[[ Data extracts open ]]

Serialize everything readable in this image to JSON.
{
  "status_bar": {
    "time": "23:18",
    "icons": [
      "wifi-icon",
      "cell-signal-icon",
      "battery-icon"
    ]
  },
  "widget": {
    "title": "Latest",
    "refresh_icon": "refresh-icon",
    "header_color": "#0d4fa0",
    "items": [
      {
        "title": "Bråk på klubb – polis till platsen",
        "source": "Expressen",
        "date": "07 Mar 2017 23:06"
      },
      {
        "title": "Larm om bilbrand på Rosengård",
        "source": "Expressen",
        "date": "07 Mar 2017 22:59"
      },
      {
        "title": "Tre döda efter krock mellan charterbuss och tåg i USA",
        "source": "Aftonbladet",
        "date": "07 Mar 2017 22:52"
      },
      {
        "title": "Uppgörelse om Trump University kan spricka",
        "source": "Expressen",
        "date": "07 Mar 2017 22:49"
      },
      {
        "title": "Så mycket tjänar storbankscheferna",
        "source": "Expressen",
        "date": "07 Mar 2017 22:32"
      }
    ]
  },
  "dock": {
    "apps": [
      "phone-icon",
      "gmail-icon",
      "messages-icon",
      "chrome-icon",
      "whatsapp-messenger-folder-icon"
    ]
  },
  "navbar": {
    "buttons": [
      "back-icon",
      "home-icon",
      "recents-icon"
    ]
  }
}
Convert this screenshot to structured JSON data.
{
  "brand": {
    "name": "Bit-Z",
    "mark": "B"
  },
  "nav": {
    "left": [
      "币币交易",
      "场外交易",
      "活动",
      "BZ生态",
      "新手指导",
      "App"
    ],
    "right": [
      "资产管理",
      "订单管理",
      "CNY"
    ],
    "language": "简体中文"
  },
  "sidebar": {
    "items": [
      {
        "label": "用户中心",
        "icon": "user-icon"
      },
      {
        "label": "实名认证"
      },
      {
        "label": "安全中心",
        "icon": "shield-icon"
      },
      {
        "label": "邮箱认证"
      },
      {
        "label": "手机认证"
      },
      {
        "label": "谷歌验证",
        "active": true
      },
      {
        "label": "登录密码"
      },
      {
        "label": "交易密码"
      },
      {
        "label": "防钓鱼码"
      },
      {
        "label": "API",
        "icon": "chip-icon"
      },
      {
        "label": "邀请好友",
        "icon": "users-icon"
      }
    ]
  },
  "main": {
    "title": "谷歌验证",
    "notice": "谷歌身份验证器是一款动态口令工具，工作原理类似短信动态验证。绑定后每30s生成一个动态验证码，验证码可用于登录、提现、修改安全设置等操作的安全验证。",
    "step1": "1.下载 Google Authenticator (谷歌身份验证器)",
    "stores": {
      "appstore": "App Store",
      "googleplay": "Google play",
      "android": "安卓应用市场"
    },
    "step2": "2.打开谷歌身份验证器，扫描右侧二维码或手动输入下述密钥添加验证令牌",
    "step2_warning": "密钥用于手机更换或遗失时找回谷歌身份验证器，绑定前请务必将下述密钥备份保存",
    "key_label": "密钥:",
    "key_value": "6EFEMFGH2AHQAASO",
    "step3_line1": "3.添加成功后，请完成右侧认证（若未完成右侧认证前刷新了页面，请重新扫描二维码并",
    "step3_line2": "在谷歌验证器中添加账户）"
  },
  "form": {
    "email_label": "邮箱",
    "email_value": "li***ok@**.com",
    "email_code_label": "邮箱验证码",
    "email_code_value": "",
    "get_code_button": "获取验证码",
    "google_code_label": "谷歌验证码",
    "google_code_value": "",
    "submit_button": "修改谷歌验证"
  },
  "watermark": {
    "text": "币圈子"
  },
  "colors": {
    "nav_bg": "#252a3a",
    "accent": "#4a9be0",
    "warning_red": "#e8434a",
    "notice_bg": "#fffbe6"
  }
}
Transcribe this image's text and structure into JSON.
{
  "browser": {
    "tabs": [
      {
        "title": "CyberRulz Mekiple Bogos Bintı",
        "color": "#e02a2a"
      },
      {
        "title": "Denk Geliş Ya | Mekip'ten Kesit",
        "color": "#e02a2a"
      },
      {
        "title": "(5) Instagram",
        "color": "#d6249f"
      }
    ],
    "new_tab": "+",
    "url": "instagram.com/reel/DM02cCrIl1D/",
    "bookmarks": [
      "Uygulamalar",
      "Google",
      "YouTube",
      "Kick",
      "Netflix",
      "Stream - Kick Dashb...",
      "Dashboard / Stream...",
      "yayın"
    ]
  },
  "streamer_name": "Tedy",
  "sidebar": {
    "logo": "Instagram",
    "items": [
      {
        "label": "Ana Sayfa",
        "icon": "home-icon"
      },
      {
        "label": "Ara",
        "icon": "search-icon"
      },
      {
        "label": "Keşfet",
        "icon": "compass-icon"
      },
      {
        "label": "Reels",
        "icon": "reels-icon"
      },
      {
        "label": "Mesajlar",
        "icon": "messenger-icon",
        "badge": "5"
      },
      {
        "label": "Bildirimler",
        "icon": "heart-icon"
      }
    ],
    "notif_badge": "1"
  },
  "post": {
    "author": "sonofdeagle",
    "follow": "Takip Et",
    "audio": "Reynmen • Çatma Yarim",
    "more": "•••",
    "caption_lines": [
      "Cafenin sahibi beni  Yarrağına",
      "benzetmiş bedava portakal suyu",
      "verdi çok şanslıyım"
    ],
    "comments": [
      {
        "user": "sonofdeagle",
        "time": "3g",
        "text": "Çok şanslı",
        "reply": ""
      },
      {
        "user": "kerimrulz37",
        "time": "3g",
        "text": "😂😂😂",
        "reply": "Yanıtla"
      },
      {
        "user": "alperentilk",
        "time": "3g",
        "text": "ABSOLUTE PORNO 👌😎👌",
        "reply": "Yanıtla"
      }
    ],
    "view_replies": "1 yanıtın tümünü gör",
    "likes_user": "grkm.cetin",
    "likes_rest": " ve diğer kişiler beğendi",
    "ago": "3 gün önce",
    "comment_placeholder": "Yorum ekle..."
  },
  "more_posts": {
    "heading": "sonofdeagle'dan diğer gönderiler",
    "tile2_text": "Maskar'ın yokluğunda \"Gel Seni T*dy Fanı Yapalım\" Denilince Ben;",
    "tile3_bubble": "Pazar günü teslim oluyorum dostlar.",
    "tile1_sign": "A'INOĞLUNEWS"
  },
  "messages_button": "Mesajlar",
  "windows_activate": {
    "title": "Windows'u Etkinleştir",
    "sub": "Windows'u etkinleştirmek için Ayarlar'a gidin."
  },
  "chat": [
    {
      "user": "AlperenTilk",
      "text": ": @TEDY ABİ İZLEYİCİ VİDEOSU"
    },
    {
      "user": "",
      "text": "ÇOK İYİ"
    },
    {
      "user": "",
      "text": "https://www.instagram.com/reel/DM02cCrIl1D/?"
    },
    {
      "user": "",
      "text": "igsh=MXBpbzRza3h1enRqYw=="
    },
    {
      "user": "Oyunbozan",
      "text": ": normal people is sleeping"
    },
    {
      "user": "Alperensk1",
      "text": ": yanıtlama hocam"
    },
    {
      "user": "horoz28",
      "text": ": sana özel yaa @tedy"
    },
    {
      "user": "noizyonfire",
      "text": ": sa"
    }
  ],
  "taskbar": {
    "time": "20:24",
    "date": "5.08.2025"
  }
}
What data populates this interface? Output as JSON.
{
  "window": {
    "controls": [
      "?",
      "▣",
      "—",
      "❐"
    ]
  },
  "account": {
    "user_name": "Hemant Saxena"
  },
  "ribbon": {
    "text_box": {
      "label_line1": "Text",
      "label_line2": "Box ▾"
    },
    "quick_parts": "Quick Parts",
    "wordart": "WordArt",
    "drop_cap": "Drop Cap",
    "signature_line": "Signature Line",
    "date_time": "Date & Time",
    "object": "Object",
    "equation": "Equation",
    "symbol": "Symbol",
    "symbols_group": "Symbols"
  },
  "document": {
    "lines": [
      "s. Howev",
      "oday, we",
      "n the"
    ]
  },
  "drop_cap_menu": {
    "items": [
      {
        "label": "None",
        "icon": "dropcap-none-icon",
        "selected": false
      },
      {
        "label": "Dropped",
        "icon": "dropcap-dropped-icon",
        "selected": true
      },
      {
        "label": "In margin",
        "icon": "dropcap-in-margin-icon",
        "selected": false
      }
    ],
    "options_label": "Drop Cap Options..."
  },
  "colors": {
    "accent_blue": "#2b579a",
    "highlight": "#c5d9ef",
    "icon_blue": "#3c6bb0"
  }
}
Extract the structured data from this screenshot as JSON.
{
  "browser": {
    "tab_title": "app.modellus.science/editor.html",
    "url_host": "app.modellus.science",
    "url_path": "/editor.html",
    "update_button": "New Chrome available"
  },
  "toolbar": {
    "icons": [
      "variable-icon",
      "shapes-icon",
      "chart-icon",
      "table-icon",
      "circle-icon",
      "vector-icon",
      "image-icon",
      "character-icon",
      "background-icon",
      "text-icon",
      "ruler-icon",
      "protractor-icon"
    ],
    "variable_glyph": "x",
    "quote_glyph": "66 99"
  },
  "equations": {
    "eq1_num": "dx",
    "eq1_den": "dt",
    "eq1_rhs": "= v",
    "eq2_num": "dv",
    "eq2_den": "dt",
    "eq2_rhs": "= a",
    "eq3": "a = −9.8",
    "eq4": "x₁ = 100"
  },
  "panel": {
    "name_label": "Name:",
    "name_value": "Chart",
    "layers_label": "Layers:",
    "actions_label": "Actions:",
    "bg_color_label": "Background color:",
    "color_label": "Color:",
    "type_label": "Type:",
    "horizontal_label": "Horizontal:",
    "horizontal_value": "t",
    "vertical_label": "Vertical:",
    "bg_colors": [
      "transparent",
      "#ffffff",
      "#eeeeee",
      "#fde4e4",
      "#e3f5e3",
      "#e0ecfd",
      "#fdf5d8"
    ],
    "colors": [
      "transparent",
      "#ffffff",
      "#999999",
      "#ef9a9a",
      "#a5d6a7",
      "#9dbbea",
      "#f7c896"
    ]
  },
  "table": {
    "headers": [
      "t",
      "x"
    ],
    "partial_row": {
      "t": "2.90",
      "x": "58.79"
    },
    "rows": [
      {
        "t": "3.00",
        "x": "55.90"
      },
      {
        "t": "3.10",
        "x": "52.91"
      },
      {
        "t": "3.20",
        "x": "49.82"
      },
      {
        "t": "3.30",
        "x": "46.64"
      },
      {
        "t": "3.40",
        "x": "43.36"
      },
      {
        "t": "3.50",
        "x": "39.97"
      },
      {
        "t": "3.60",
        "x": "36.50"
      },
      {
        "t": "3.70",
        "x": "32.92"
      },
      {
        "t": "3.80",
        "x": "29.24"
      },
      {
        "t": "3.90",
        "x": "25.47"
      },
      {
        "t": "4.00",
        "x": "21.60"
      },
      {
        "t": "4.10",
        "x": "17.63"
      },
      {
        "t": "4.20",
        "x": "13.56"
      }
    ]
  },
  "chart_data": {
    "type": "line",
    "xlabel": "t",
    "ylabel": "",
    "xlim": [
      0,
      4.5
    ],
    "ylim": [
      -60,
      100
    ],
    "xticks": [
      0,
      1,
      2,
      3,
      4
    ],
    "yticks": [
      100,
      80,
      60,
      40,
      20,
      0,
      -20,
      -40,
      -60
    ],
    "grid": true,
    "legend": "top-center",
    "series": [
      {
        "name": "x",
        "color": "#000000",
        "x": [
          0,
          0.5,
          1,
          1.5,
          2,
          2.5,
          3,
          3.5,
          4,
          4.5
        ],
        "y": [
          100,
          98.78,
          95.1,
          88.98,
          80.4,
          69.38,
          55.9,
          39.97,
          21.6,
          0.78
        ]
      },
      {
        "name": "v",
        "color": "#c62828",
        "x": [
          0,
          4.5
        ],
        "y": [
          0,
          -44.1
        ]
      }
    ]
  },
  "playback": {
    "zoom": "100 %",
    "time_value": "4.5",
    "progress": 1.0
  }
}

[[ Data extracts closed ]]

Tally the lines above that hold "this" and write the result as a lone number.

5